There has been much debate in recent years as to the effectiveness of access and benefit sharing provisions relating to indigenous biological and genetic resources (IBGRs) and traditional knowledge or indigenous knowledge (IK) as set out in the Convention on Biological Diversity and adapted into local legislation of member countries. This article explores the situation in South Africa, one of the most megadiverse countries in the world with a wealth of IK relating to IBGRs.
To establish a portfolio of investments, BioVentures, South Africa's first niche biotechnology and life sciences venture capital fund, looked for South African start-ups with proprietary technology that gives them a competitive advantage; a large, growing and preferably international market; multiple products and markets rather than a single product and market; and a quality and balanced management team. This article considers these points in more detail to create a checklist for divestiture preparation or asset hunting.
Health Minister Aaron Motsoaledi recently implemented various changes to Schedules 4, 6 and 7 of the Medicines Act in relation to cannabis and its related components. Although amendments to the Drugs and Drug Trafficking Act remain to be seen, the recent changes to the Medicines Act are a step in the right direction and a significant contribution to the rights of adults to cultivate, possess and use cannabis in private.
On the recommendation of the South African Health Products Authority, the minister of health recently issued Government Gazette 43346, which essentially exempts, under Section 36(1) of the Medicines and Related Substances Act, the free supply of medicines, medical devices and in vitro diagnostics to the state for three years. This exemption also extends to the supply of samples to the state as part of a tender published by the state.

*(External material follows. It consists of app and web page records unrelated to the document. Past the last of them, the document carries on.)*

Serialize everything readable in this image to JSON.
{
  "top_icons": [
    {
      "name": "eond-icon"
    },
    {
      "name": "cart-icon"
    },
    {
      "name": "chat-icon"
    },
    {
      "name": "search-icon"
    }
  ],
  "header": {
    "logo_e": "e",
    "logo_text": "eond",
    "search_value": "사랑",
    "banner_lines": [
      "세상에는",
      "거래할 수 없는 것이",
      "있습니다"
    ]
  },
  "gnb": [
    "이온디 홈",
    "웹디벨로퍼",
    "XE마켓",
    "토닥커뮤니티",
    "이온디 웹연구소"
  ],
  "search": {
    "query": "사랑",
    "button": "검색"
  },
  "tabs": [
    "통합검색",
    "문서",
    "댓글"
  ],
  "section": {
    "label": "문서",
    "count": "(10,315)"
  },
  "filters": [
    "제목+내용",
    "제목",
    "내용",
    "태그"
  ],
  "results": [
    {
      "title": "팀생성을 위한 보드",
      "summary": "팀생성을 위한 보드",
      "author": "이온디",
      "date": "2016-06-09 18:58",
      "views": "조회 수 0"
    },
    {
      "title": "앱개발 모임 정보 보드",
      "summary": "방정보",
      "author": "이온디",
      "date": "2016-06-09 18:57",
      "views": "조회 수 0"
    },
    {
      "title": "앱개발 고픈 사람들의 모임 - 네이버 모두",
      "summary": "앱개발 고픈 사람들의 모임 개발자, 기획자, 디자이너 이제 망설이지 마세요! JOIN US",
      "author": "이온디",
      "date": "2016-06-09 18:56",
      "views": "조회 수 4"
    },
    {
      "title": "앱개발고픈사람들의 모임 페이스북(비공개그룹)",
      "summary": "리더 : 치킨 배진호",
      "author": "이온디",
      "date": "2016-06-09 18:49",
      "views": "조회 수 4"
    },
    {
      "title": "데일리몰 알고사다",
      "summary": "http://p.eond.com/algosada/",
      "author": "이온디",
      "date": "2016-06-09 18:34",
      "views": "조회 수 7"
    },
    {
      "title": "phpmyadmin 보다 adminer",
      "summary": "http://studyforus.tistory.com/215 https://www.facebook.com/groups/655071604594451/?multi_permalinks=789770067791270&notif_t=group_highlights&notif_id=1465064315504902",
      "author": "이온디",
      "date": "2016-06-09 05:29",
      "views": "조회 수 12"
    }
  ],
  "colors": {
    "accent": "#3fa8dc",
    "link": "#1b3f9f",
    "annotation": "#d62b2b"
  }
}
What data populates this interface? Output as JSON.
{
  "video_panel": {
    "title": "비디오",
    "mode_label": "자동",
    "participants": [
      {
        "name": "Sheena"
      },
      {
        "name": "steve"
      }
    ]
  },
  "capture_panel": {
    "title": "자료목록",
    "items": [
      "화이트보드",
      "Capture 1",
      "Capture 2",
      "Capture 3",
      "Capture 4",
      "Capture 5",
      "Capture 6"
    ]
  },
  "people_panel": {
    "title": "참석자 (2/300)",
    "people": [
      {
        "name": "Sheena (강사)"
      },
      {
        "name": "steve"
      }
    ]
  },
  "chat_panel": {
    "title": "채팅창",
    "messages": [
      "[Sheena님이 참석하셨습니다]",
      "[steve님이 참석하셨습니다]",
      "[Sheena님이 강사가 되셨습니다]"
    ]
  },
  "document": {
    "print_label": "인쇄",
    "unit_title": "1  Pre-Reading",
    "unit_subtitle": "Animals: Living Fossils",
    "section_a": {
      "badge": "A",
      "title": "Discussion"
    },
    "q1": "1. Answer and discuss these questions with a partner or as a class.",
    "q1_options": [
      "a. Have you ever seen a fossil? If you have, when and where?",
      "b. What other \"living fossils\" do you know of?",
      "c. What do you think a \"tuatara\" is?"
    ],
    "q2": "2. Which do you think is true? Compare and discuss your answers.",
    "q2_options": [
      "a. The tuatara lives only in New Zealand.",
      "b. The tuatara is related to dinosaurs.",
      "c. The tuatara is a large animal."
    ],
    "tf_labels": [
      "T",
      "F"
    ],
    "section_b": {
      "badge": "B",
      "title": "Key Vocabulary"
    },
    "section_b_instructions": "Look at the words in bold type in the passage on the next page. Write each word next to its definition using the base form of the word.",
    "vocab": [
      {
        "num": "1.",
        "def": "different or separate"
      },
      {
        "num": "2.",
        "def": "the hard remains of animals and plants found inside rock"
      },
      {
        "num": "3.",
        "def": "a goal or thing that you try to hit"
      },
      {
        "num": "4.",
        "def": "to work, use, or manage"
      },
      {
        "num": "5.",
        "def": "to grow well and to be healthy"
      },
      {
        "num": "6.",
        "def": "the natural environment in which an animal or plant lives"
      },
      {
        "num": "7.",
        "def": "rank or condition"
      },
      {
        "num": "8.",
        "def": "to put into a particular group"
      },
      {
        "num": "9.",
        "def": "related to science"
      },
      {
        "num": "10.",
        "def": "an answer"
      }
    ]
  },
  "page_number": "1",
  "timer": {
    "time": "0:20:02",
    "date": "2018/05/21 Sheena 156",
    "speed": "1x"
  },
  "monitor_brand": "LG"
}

The European Patent Office Enlarged Board of Appeal may have ended the debate on the patentability of plants and animals which are exclusively obtained by essentially biological processes by ruling that these are not patentable. If South Africa follows the board's interpretation, where essentially biological processes such as natural breeding techniques have been used to produce a plant or animal product, such a plant or animal product (and the process for producing the plant or animal) will not be patentable.